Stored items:
*** Block opens ***
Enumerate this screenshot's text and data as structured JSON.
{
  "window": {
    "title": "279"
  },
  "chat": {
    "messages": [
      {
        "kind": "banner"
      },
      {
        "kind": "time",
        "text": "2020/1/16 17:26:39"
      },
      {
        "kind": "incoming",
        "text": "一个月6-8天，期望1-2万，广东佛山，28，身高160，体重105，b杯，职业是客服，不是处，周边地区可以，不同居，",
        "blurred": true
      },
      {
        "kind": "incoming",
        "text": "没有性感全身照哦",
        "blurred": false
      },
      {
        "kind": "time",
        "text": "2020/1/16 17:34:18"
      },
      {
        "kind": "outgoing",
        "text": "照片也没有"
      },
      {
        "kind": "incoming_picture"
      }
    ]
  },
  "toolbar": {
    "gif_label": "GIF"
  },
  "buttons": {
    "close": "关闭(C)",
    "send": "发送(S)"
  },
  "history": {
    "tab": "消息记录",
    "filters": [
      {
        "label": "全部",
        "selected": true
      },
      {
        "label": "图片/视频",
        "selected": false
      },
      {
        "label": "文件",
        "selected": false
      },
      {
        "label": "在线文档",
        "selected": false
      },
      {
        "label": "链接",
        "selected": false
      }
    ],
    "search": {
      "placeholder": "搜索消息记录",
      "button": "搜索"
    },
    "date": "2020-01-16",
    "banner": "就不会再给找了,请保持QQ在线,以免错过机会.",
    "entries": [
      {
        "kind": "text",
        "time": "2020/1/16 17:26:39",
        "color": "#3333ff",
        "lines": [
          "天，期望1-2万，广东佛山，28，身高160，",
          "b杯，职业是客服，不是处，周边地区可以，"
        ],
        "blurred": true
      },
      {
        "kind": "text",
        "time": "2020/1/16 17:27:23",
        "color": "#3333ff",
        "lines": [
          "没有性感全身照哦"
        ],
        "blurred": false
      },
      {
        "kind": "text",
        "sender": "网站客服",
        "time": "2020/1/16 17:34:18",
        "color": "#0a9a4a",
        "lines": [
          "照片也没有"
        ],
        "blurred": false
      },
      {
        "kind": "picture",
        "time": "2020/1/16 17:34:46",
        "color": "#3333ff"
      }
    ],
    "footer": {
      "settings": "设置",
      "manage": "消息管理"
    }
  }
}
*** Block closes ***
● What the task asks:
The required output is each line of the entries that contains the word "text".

● Finished exercise:
Enumerate this screenshot's text and data as structured JSON.
        "text": "2020/1/16 17:26:39"
        "text": "一个月6-8天，期望1-2万，广东佛山，28，身高160，体重105，b杯，职业是客服，不是处，周边地区可以，不同居，",
        "text": "没有性感全身照哦",
        "text": "2020/1/16 17:34:18"
        "text": "照片也没有"
        "kind": "text",
        "kind": "text",
        "kind": "text",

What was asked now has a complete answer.